says debit cards may actually be to blame.
“The entire brouhaha that started with the Bank of American $5 debit card fee that started driving people in droves away from debit cards and back to credit cards,” says Levin.
November's rise was actually the 13th increase in 14 months, a trend Levin says will likely continue into 2012 thanks to consumers having a little more confidence in the economy and a little more comfort with their cards as a result of recent reforms.
So how are card issuers planning to capture these once again credit-hungry consumers? For one thing, signing bonuses are back, big time. Levin says you can expect to see bigger cash back offers or extra airline miles.
“If you want me, what are you going to do to incentivize me to go with you versus the card down the street or the next homepage?” says Levin.
Issuers will also use zero percent balance transfer offers with longer terms and lower, sometimes non-existent fees.
But beware, Levin says. One misstep could lead you down a very dangerous path.
“If you miss one of the due dates on whatever payment they expect you to make, they could then eliminate the introductory offer, and now all of a sudden you’re paying a penalty rate, which could be devastating to you,” says Levin.
The other big trend for 2012 is that credit will be easier to come by, even for those with a less-than-perfect track record.

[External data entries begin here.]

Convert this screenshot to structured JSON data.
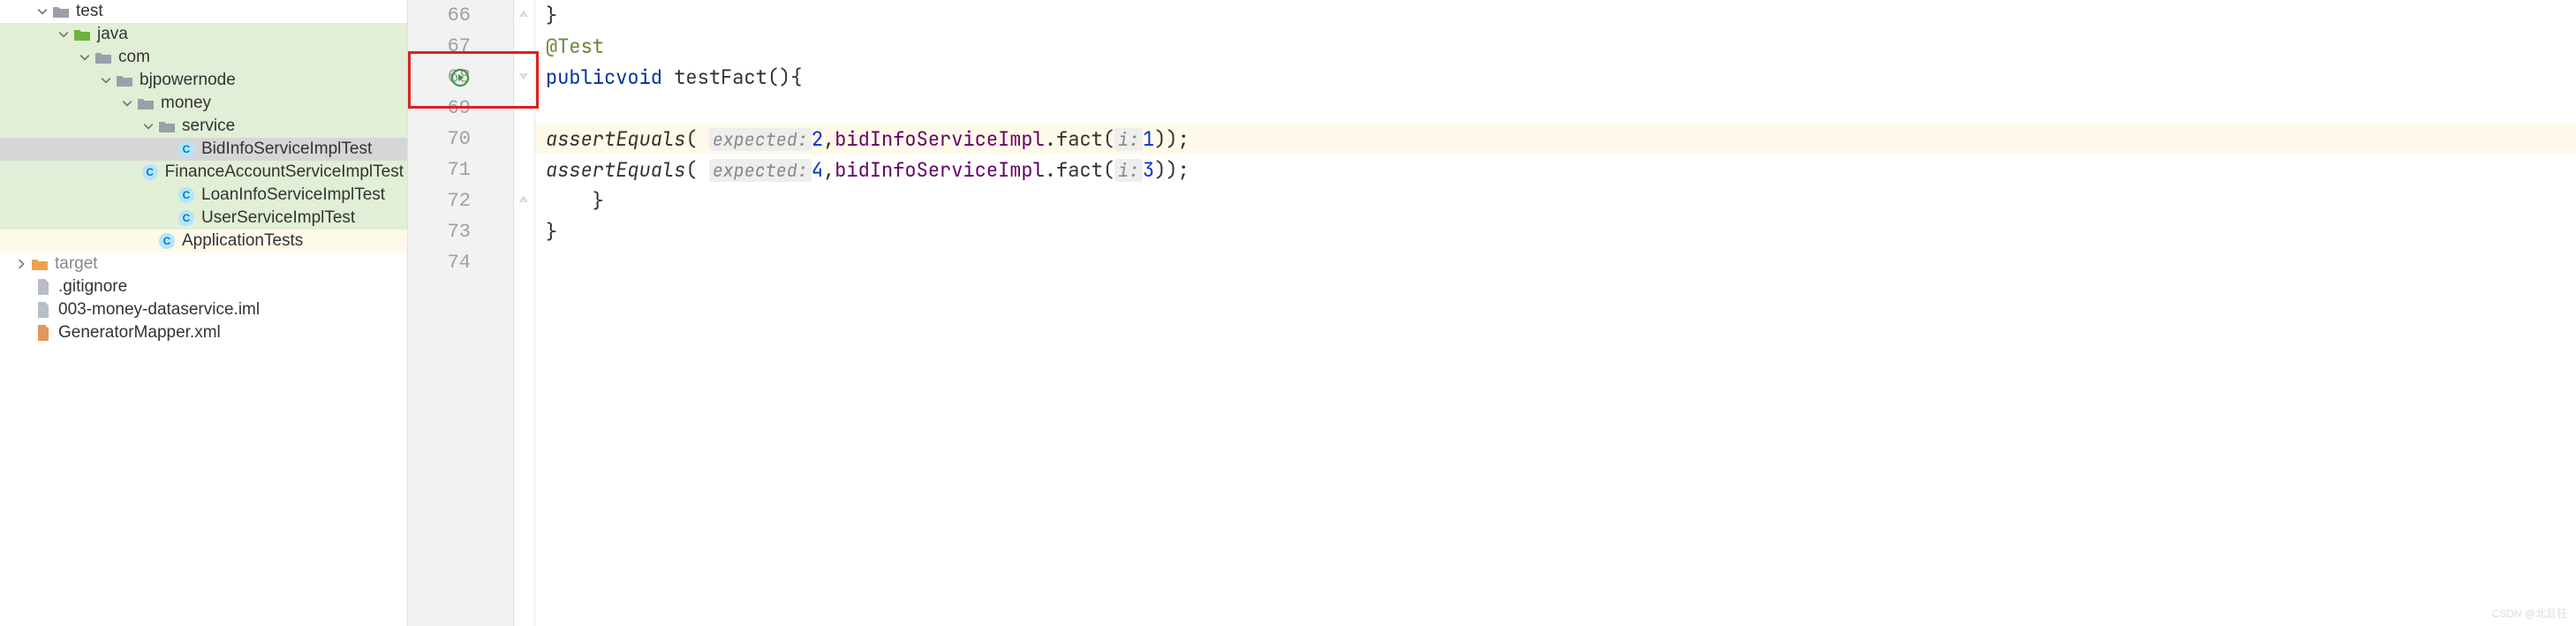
{
  "tree": {
    "test": "test",
    "java": "java",
    "com": "com",
    "bjpowernode": "bjpowernode",
    "money": "money",
    "service": "service",
    "bidInfo": "BidInfoServiceImplTest",
    "finance": "FinanceAccountServiceImplTest",
    "loan": "LoanInfoServiceImplTest",
    "user": "UserServiceImplTest",
    "appTests": "ApplicationTests",
    "target": "target",
    "gitignore": ".gitignore",
    "iml": "003-money-dataservice.iml",
    "genMapper": "GeneratorMapper.xml"
  },
  "gutter": {
    "l66": "66",
    "l67": "67",
    "l68": "68",
    "l69": "69",
    "l70": "70",
    "l71": "71",
    "l72": "72",
    "l73": "73",
    "l74": "74"
  },
  "code": {
    "brace_close": "}",
    "anno_test": "@Test",
    "public": "public",
    "void": "void",
    "method_sig": " testFact(){",
    "assertEquals": "assertEquals",
    "hint_expected": "expected:",
    "val_2": "2",
    "val_4": "4",
    "comma": ",",
    "bidInfoServiceImpl": "bidInfoServiceImpl",
    "dot_fact": ".fact(",
    "hint_i": "i:",
    "val_1": "1",
    "val_3": "3",
    "tail": "));",
    "indent_close": "    }",
    "indent_close2": "        }",
    "open_paren": "( "
  },
  "watermark": "CSDN @北且狂"
}
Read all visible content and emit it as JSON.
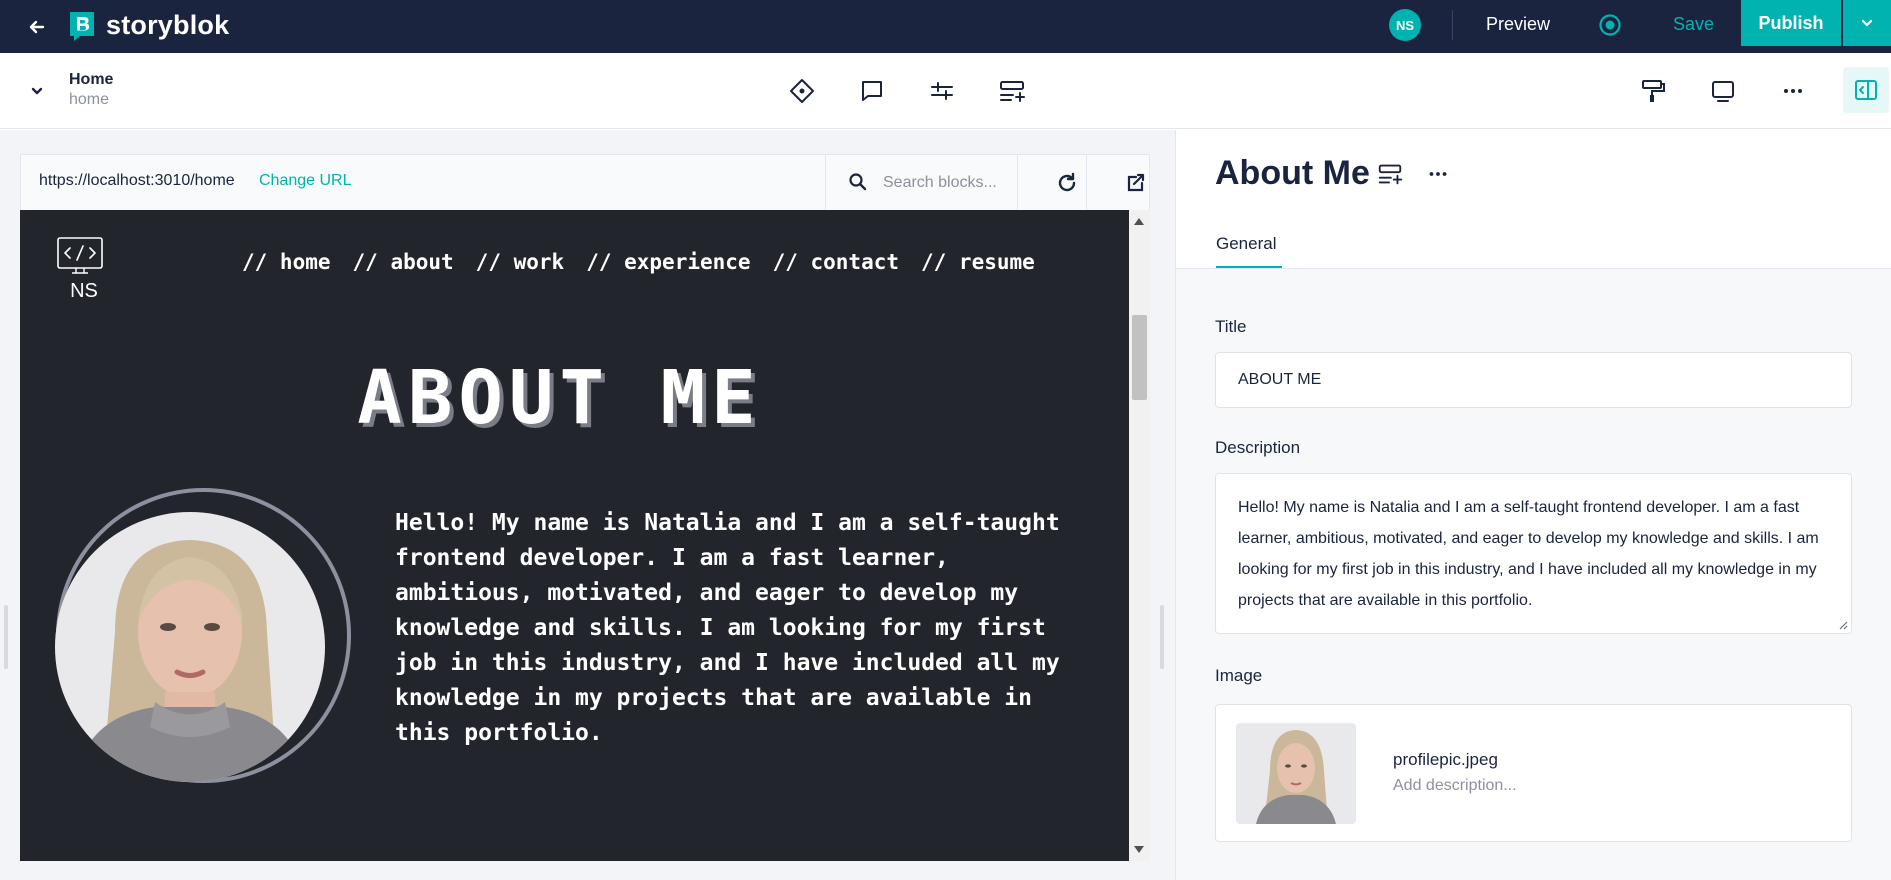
{
  "app": {
    "brand": "storyblok",
    "user_initials": "NS",
    "preview_label": "Preview",
    "save_label": "Save",
    "publish_label": "Publish",
    "accent_color": "#00b3b0",
    "topbar_color": "#1b243f"
  },
  "story": {
    "name": "Home",
    "slug": "home"
  },
  "toolbar": {
    "icons": [
      "diamond-icon",
      "comment-icon",
      "sliders-icon",
      "add-block-icon",
      "paint-roller-icon",
      "device-preview-icon",
      "more-icon",
      "side-panel-icon"
    ]
  },
  "preview": {
    "url": "https://localhost:3010/home",
    "change_url_label": "Change URL",
    "search_placeholder": "Search blocks...",
    "site": {
      "logo_initials": "NS",
      "nav": [
        "// home",
        "// about",
        "// work",
        "// experience",
        "// contact",
        "// resume"
      ],
      "heading": "ABOUT ME",
      "text": "Hello! My name is Natalia and I am a self-taught frontend developer. I am a fast learner, ambitious, motivated, and eager to develop my knowledge and skills. I am looking for my first job in this industry, and I have included all my knowledge in my projects that are available in this portfolio."
    }
  },
  "panel": {
    "title": "About Me",
    "tab_general": "General",
    "fields": {
      "title_label": "Title",
      "title_value": "ABOUT ME",
      "description_label": "Description",
      "description_value": "Hello! My name is Natalia and I am a self-taught frontend developer. I am a fast learner, ambitious, motivated, and eager to develop my knowledge and skills. I am looking for my first job in this industry, and I have included all my knowledge in my projects that are available in this portfolio.",
      "image_label": "Image",
      "image_filename": "profilepic.jpeg",
      "image_description_placeholder": "Add description..."
    }
  }
}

But there's a catch.
“They might let you into the party, but the cost of admission may be almost prohibitive, especially if you’re going to run balances,” says Levin.
He says if your credit score is less than 600, expect to get an APR of 24.99 percent or more.
“It's not so much the access but what are you paying for the access. That's why it’s so important to make sure that you fully understand the rules of the road before you get into the credit car,” says Levin.